**What you are asked to do:** Across the entries that follow, tally every line holding the word "JSON" and reply with the count alone.

Dataset records:

'''

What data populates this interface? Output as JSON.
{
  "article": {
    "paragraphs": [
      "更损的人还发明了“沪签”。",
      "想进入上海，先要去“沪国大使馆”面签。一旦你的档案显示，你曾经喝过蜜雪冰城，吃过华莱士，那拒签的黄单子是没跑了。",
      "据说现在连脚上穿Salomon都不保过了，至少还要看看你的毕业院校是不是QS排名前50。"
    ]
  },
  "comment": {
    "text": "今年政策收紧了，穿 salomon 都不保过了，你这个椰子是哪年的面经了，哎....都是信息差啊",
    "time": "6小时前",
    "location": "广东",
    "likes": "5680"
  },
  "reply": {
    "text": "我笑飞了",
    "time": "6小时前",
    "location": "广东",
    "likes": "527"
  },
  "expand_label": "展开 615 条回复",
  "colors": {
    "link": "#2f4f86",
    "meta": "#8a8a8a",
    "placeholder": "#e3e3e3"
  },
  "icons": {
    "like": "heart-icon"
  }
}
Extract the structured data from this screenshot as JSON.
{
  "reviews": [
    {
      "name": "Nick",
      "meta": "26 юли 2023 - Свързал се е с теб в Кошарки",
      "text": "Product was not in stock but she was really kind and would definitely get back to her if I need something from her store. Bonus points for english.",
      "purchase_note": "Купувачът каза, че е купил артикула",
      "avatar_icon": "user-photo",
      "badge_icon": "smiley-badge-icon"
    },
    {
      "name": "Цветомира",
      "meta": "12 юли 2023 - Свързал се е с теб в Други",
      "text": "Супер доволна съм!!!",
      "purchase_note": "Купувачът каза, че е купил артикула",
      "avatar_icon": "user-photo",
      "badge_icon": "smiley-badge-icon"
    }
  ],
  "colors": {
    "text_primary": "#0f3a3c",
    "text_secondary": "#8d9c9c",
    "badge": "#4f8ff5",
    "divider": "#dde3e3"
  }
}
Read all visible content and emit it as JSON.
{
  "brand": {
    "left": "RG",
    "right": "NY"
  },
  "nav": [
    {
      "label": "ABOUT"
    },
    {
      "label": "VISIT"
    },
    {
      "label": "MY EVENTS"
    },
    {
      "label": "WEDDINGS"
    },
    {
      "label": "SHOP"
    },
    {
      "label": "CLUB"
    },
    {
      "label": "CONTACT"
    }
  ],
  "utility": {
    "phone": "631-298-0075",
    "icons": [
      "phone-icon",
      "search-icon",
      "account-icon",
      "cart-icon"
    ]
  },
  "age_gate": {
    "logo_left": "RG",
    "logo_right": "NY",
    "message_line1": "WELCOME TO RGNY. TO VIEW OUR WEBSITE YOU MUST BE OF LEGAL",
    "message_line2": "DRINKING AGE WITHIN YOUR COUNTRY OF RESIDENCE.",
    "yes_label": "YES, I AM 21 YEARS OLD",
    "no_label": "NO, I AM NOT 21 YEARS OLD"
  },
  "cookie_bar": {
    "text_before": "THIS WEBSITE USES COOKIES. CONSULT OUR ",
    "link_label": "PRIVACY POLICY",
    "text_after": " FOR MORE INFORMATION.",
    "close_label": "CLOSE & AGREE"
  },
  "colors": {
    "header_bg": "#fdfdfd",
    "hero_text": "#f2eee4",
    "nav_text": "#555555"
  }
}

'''

**Task answer:** 3